In summary, the results from this research suggest:
1. Greenhouse gas emissions resulting from corn used in pig diets have a large impact on the carbon footprint of pork production. Pork producers could displace corn with less carbon intensive feed ingredients, but alternative ingredients need evaluation. Likewise, pork producers can encourage corn producers to use practices that reduce the carbon footprint of corn production.
2. Although the type of feeding programs used in each region, affects environmental impact, the associated manure management practices implemented have a greater impact. Therefore, pork producers should implement best manure management practices that are suited to each region.
3. Future LCA research should focus on analyzing feeding programs that combine all factors evaluated in this project to estimate the environmental impacts of all the dietary ingredients commonly used in commercial pig diets.

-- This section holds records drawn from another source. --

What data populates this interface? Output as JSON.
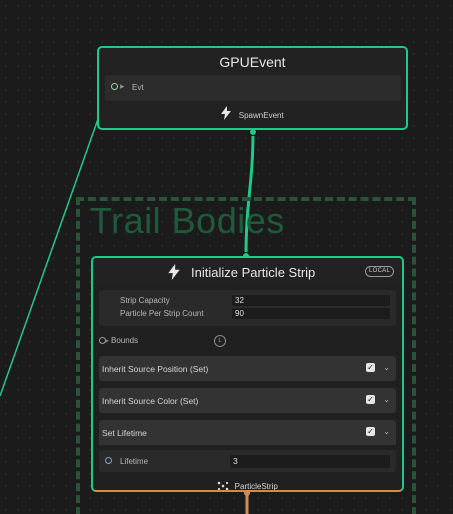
{
  "gpu_event_node": {
    "title": "GPUEvent",
    "input_port_label": "Evt",
    "output_label": "SpawnEvent"
  },
  "group": {
    "title": "Trail Bodies"
  },
  "init_node": {
    "title": "Initialize Particle Strip",
    "space_badge": "LOCAL",
    "settings": [
      {
        "label": "Strip Capacity",
        "value": "32"
      },
      {
        "label": "Particle Per Strip Count",
        "value": "90"
      }
    ],
    "bounds_label": "Bounds",
    "bounds_space_icon": "L",
    "blocks": [
      {
        "label": "Inherit Source Position (Set)",
        "enabled": true
      },
      {
        "label": "Inherit Source Color (Set)",
        "enabled": true
      },
      {
        "label": "Set Lifetime",
        "enabled": true
      }
    ],
    "lifetime": {
      "label": "Lifetime",
      "value": "3"
    },
    "output_label": "ParticleStrip"
  },
  "colors": {
    "node_border": "#1fc98a",
    "wire": "#1fc98a",
    "output_strip": "#d48a4a",
    "group_title": "#1e5a3c",
    "group_border": "#28543a"
  },
  "icons": {
    "spawn": "lightning-bolt-icon",
    "init": "lightning-bolt-icon",
    "strip": "particle-strip-icon",
    "checkbox": "check-icon",
    "chevron": "chevron-down-icon",
    "bounds_port": "port-circle-icon"
  }
}
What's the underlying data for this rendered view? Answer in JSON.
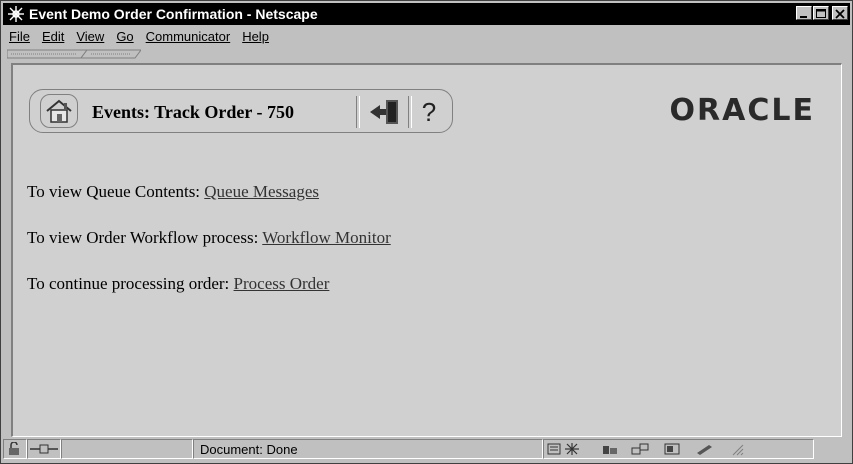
{
  "window": {
    "title": "Event Demo Order Confirmation - Netscape"
  },
  "menu": {
    "items": [
      {
        "label": "File"
      },
      {
        "label": "Edit"
      },
      {
        "label": "View"
      },
      {
        "label": "Go"
      },
      {
        "label": "Communicator"
      },
      {
        "label": "Help"
      }
    ]
  },
  "banner": {
    "title": "Events: Track Order - 750",
    "help_symbol": "?",
    "home_icon": "home-icon",
    "exit_icon": "exit-door-icon"
  },
  "brand": {
    "logo_text": "ORACLE"
  },
  "links": [
    {
      "prefix": "To view Queue Contents: ",
      "link": "Queue Messages"
    },
    {
      "prefix": "To view Order Workflow process: ",
      "link": "Workflow Monitor"
    },
    {
      "prefix": "To continue processing order: ",
      "link": "Process Order"
    }
  ],
  "status": {
    "text": "Document: Done"
  }
}
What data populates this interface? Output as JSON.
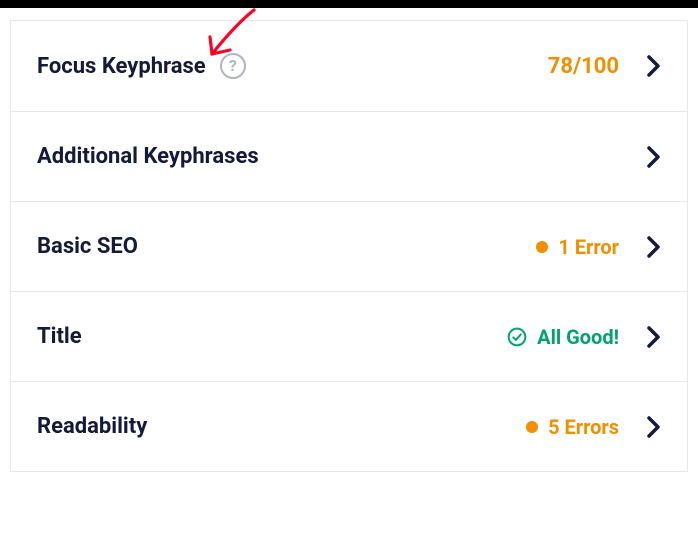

For more information, please contact Jennifer Schmitt: jenniferschmitt@umn.edu